The rink at Mariucci Arena isn’t the only place Gophers hockey players have to show their toughness. For the six players in the team’s junior class, that grit is carried over to their home life.
Though they may not be threatened with hard hits into the boards like on the ice, the six men have to watch their backs for pranks or jokes when they’re at home.
“You’ve got to have thick skin in our house,” said forward Seth Ambroz, one of the six juniors.
Ambroz and fellow forwards Kyle Rau, Sam Warning, Travis Boyd and Christian Isackson, as well as defenseman Ben Marshall, all share a house near campus.
“We joke about it, but it’s so true — to live in our house, you have got to be able to take a joke, and you’ve got to be able to give it back because we don’t go very easy on each other,” Boyd said.
In fact, the six men can’t go more than an hour or two before someone in their house becomes the victim of a practical joke.
Five of them lived together last year and are used to the treatment, but Rau is still getting acclimated. Rau moved in this year after his roommates finished school.
“Rau is definitely the quietest,” Boyd said, “and just kind of goes off by himself the most.”
Isackson said he also tries to keep a low profile, but for an entirely different reason. He, along with Ambroz, has been accused of being the messiest by the other roommates.
“I try to fly under the radar a little bit and try to just do my part,” Isackson said, “but I don’t think that’s enough for them sometimes.”
Isackson does have one leg up on Ambroz, though. Warning said Ambroz is the least likely to do the dishes but is getting better — mostly thanks to some learning experiences.
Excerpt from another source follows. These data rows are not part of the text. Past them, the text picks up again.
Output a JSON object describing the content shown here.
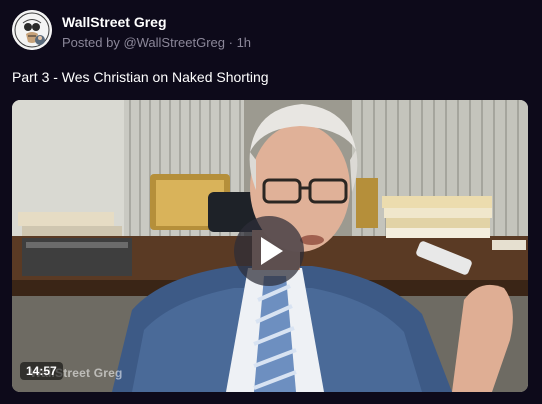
{
  "post": {
    "author": "WallStreet Greg",
    "posted_by_prefix": "Posted by ",
    "handle": "@WallStreetGreg",
    "separator": " · ",
    "time_ago": "1h",
    "title": "Part 3 - Wes Christian on Naked Shorting",
    "avatar_icon": "logo-avatar-icon"
  },
  "video": {
    "duration": "14:57",
    "watermark": "WallStreet Greg",
    "play_icon": "play-icon"
  },
  "colors": {
    "background": "#0d0a1a",
    "text_primary": "#ffffff",
    "text_secondary": "#8b8799"
  }
}
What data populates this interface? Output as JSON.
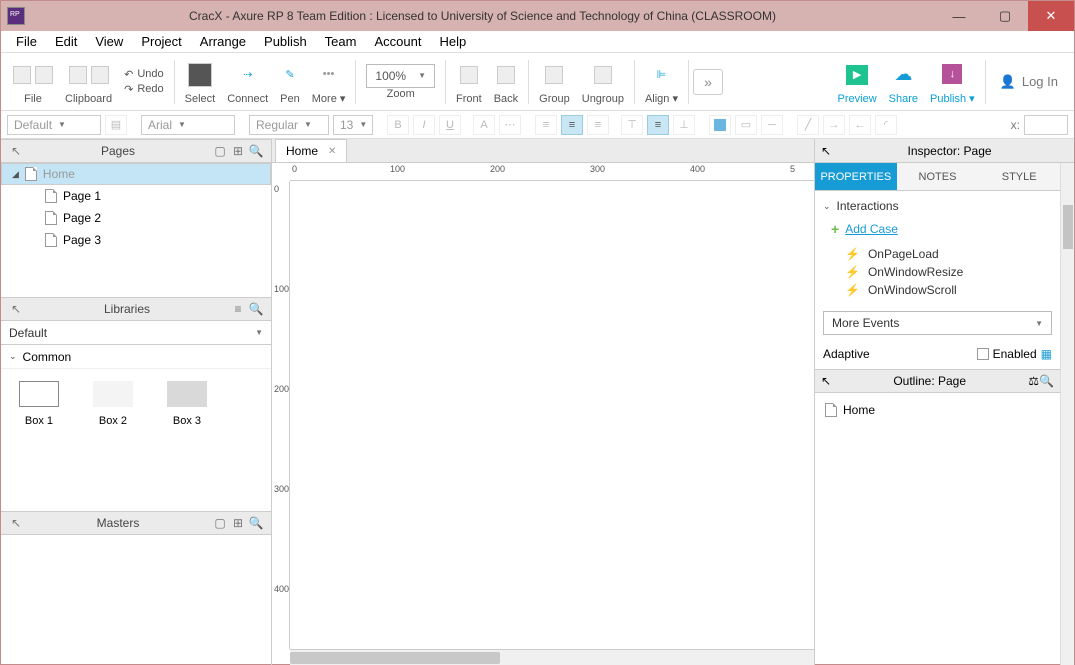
{
  "window": {
    "title": "CracX - Axure RP 8 Team Edition : Licensed to University of Science and Technology of China (CLASSROOM)"
  },
  "menu": {
    "items": [
      "File",
      "Edit",
      "View",
      "Project",
      "Arrange",
      "Publish",
      "Team",
      "Account",
      "Help"
    ]
  },
  "toolbar": {
    "file": "File",
    "clipboard": "Clipboard",
    "undo": "Undo",
    "redo": "Redo",
    "select": "Select",
    "connect": "Connect",
    "pen": "Pen",
    "more": "More ▾",
    "zoom_value": "100%",
    "zoom": "Zoom",
    "front": "Front",
    "back": "Back",
    "group": "Group",
    "ungroup": "Ungroup",
    "align": "Align ▾",
    "preview": "Preview",
    "share": "Share",
    "publish": "Publish ▾",
    "login": "Log In"
  },
  "format": {
    "style": "Default",
    "font": "Arial",
    "weight": "Regular",
    "size": "13",
    "xlabel": "x:"
  },
  "pages": {
    "title": "Pages",
    "items": [
      {
        "name": "Home",
        "selected": true,
        "level": 0
      },
      {
        "name": "Page 1",
        "level": 1
      },
      {
        "name": "Page 2",
        "level": 1
      },
      {
        "name": "Page 3",
        "level": 1
      }
    ]
  },
  "libraries": {
    "title": "Libraries",
    "selected": "Default",
    "category": "Common",
    "shapes": [
      "Box 1",
      "Box 2",
      "Box 3"
    ]
  },
  "masters": {
    "title": "Masters"
  },
  "canvas": {
    "tab": "Home",
    "ruler_h": [
      "0",
      "100",
      "200",
      "300",
      "400",
      "5"
    ],
    "ruler_v": [
      "0",
      "100",
      "200",
      "300",
      "400"
    ]
  },
  "inspector": {
    "title": "Inspector: Page",
    "tabs": [
      "PROPERTIES",
      "NOTES",
      "STYLE"
    ],
    "section": "Interactions",
    "add_case": "Add Case",
    "events": [
      "OnPageLoad",
      "OnWindowResize",
      "OnWindowScroll"
    ],
    "more_events": "More Events",
    "adaptive": "Adaptive",
    "enabled": "Enabled"
  },
  "outline": {
    "title": "Outline: Page",
    "item": "Home"
  }
}
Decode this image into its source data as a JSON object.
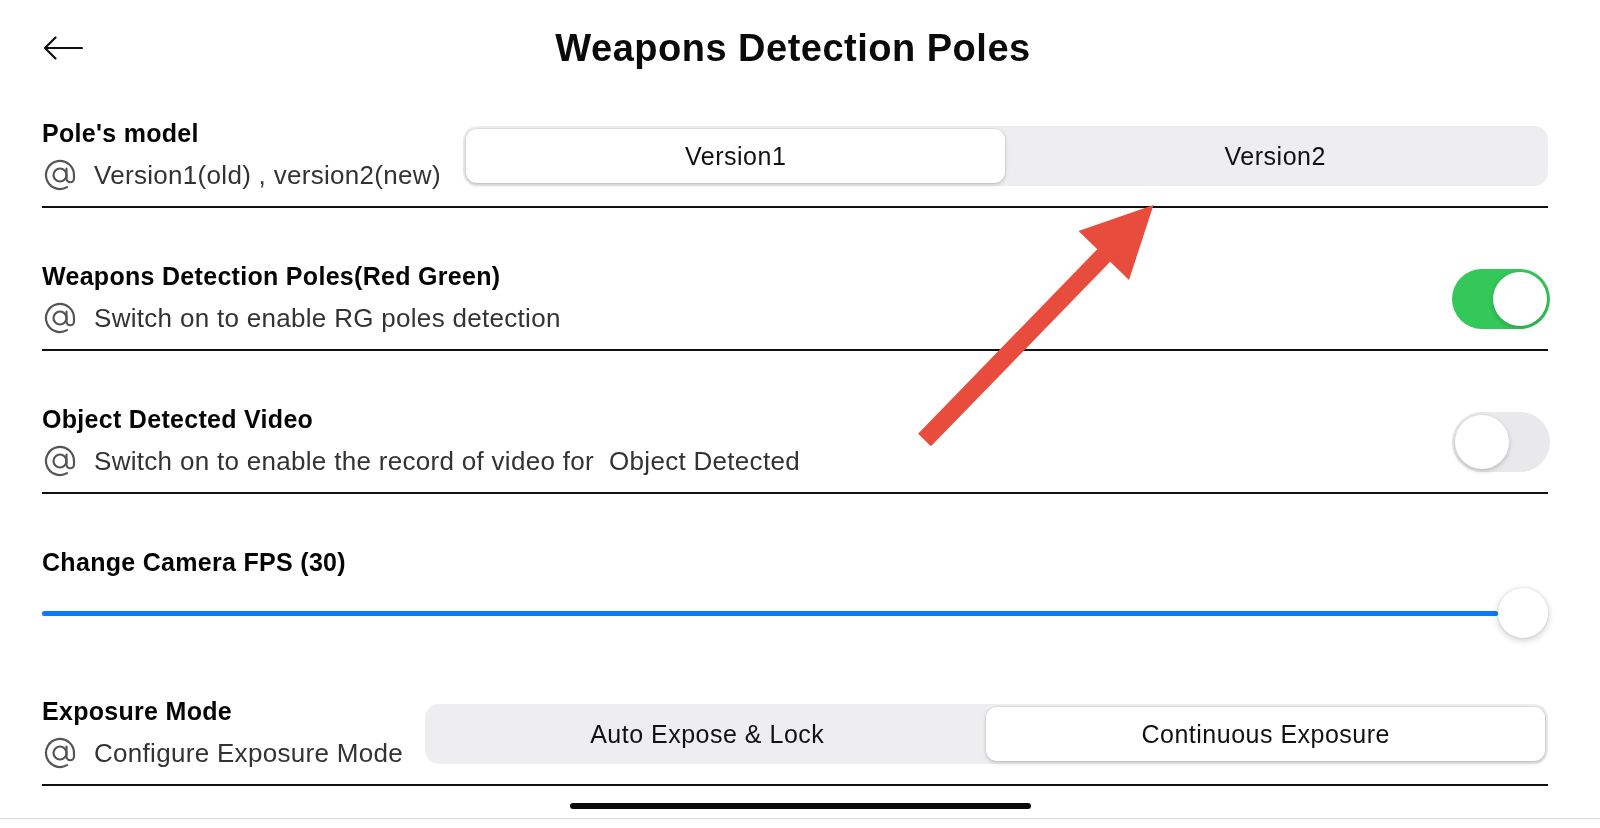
{
  "header": {
    "title": "Weapons Detection Poles"
  },
  "settings": [
    {
      "kind": "segmented",
      "label": "Pole's model",
      "description": "Version1(old) , version2(new)",
      "options": [
        {
          "label": "Version1",
          "selected": true
        },
        {
          "label": "Version2",
          "selected": false
        }
      ]
    },
    {
      "kind": "toggle",
      "label": "Weapons Detection Poles(Red Green)",
      "description": "Switch on to enable RG poles detection",
      "on": true
    },
    {
      "kind": "toggle",
      "label": "Object Detected Video",
      "description": "Switch on to enable the record of video for  Object Detected",
      "on": false
    },
    {
      "kind": "slider",
      "label": "Change Camera FPS (30)",
      "level": 1.0
    },
    {
      "kind": "segmented",
      "label": "Exposure Mode",
      "description": "Configure Exposure Mode",
      "options": [
        {
          "label": "Auto Expose & Lock",
          "selected": false
        },
        {
          "label": "Continuous Exposure",
          "selected": true
        }
      ]
    }
  ]
}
“We actually had to teach him how to do the dishwasher and the laundry,” Warning said.
Still, Warning has earned the status as the destructive one of the bunch.
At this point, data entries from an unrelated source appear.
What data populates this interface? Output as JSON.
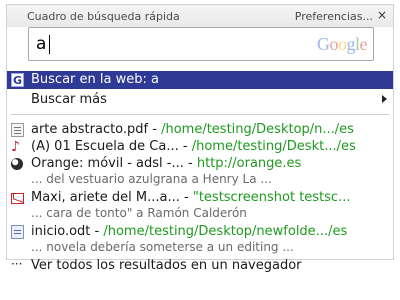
{
  "window": {
    "title": "Cuadro de búsqueda rápida",
    "preferences_label": "Preferencias...",
    "close_label": "×"
  },
  "search": {
    "value": "a",
    "provider_logo_text": [
      "G",
      "o",
      "o",
      "g",
      "l",
      "e"
    ]
  },
  "actions": [
    {
      "label": "Buscar en la web: a",
      "icon": "google-g-icon",
      "icon_text": "G",
      "selected": true
    },
    {
      "label": "Buscar más",
      "has_submenu": true
    }
  ],
  "results": [
    {
      "icon": "pdf-file-icon",
      "bold_prefix": "arte abstracto.pdf",
      "separator": " - ",
      "path": "/home/testing/Desktop/n.../es"
    },
    {
      "icon": "music-note-icon",
      "bold_prefix": "(A) 01 Escuela de Ca...",
      "separator": " - ",
      "path": "/home/testing/Deskt.../es"
    },
    {
      "icon": "orange-browser-icon",
      "bold_prefix": "Orange: móvil - adsl -...",
      "separator": " - ",
      "path": "http://orange.es",
      "snippet": "... del vestuario azulgrana a Henry La ..."
    },
    {
      "icon": "mail-icon",
      "bold_prefix": "Maxi, ariete del M...a...",
      "separator": " - ",
      "path": "\"testscreenshot testsc...",
      "snippet": "... cara de tonto\" a Ramón Calderón"
    },
    {
      "icon": "document-icon",
      "bold_prefix": "inicio.odt",
      "separator": " - ",
      "path": "/home/testing/Desktop/newfolde.../es",
      "snippet": "... novela debería someterse a un editing ..."
    }
  ],
  "footer_action": {
    "label": "Ver todos los resultados en un navegador",
    "icon_text": "···"
  }
}
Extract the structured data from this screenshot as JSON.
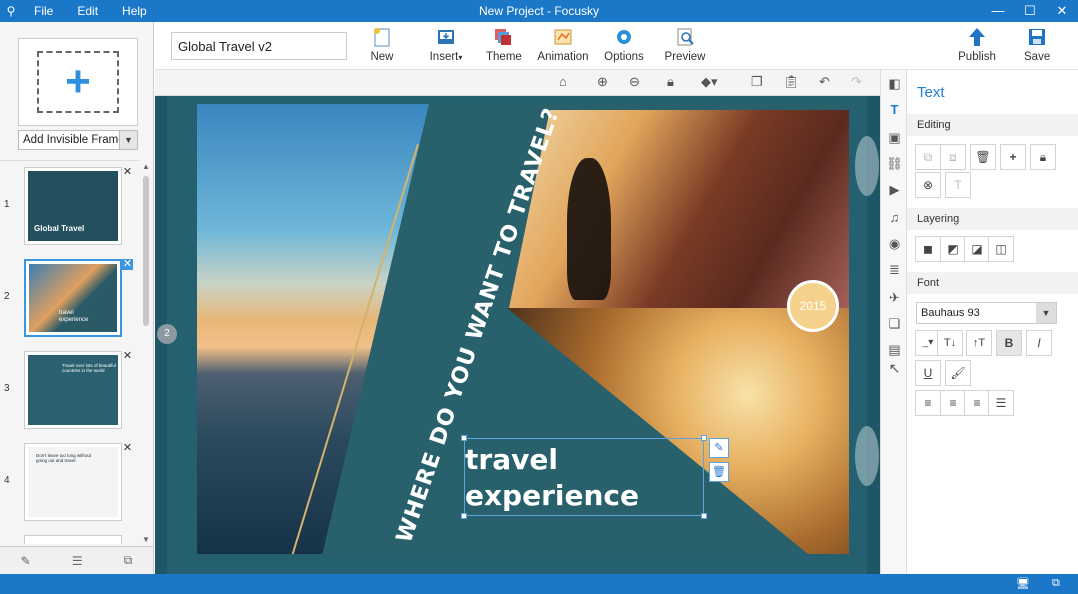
{
  "window": {
    "title": "New Project - Focusky",
    "menu": [
      "File",
      "Edit",
      "Help"
    ],
    "controls": [
      "—",
      "☐",
      "✕"
    ]
  },
  "left_panel": {
    "add_frame_icon": "plus-icon",
    "frame_select_value": "Add Invisible Frame",
    "thumbnails": [
      {
        "number": "1",
        "caption": "Global Travel"
      },
      {
        "number": "2",
        "caption": "travel experience"
      },
      {
        "number": "3",
        "caption": "Travel over lots of beautiful countries in the world"
      },
      {
        "number": "4",
        "caption": "Don't leave too long without going out and travel"
      }
    ]
  },
  "toolbar": {
    "project_title": "Global Travel v2",
    "buttons": [
      {
        "label": "New",
        "icon": "new-file-icon"
      },
      {
        "label": "Insert",
        "icon": "insert-icon"
      },
      {
        "label": "Theme",
        "icon": "theme-icon"
      },
      {
        "label": "Animation",
        "icon": "animation-icon"
      },
      {
        "label": "Options",
        "icon": "gear-icon"
      },
      {
        "label": "Preview",
        "icon": "preview-icon"
      },
      {
        "label": "Publish",
        "icon": "publish-icon"
      },
      {
        "label": "Save",
        "icon": "save-icon"
      }
    ]
  },
  "canvas": {
    "vertical_title": "WHERE DO YOU WANT TO TRAVEL?",
    "badge": "2015",
    "text_line1": "travel",
    "text_line2": "experience",
    "frame_marker": "2"
  },
  "right_panel": {
    "title": "Text",
    "editing_label": "Editing",
    "layering_label": "Layering",
    "font_label": "Font",
    "font_value": "Bauhaus 93",
    "bold_label": "B",
    "italic_label": "I",
    "underline_label": "U"
  },
  "colors": {
    "accent": "#1b78c8",
    "canvas_bg": "#1f5666",
    "slide_bg": "#28606c"
  }
}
“If something breaks in the house, you’re going to look to 11 first,” Boyd said.
A few weeks ago, Boyd said, the roommates were riled up with energy after practice, and Warning lived up to his reputation.
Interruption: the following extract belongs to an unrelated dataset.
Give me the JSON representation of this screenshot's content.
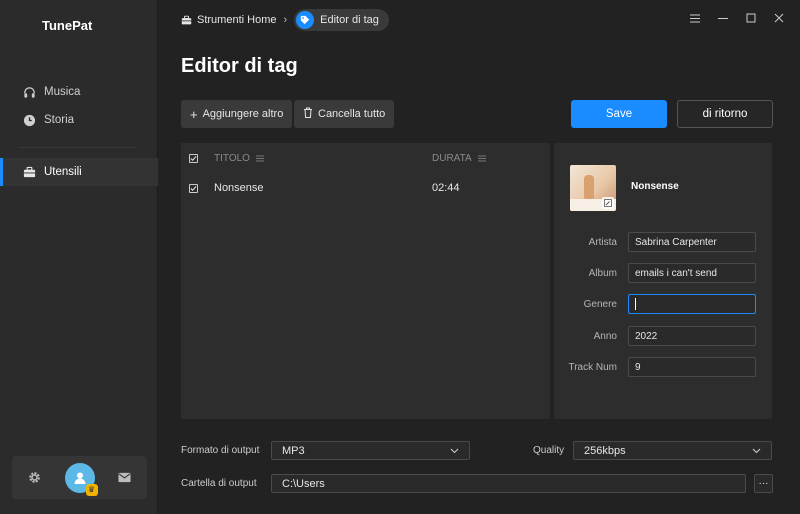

“He ended up going through our TV,” Boyd said. “We had a big 52-inch flat screen, and he ended up just falling right through that. So we had to get a new TV a few weeks ago.”
And Warning’s teammates made him pay for the expensive landing spot — literally.
“We left that one up to Warns,” Boyd said. “We said, ‘Warns, you broke it. You got to figure out a way to get us a new one.’”
Though conflicts are inevitable in the house, Marshall said much of the tension is diffused on the ice. An extra check or a slightly-harder-than-necessary hit in practice is enough to resolve any problems.
For the roommates, cleanliness is one of the major points of contention.
“Marshall’s a neat freak, apparently,” Ambroz said. “Every once in a while, he kind of has to clean the whole house and then tries to make us feel guilty for it, but that’s his decision.”
Warning said Marshall definitely believes he’s the cleanest.
“He likes to think he does the most chores in the house,” Warning said. “So I’ll have to give him credit there. He does a lot.”
Marshall said he isn’t ashamed to admit he’s the most responsible when it comes to the house. He said it’s just part of being the “alpha male” of the group.
“Marsh has this really weird idea in his head that he is like the alpha male of our house. … I have no idea where he got that from,” Boyd said. “So he likes to think he can boss people around for not taking the trash out or something. I think it’s part of my job to set him straight a little bit — to bring him down to earth.”
Boyd said he is definitely the “real alpha male” of the house.
Then again, Ambroz contested he was the actual leader.
Rau isn’t convinced either way.
“The guys who are saying that clearly don’t know,” Rau said. “They just think they are.”
While debates still rage over who is the alpha male, the messiest and the cleanest, all the juniors can agree on at least one part of playing house with teammates.
“It’s a lot of fun living with the other guys,” Warning said, “and I wouldn’t want to have it any other way.”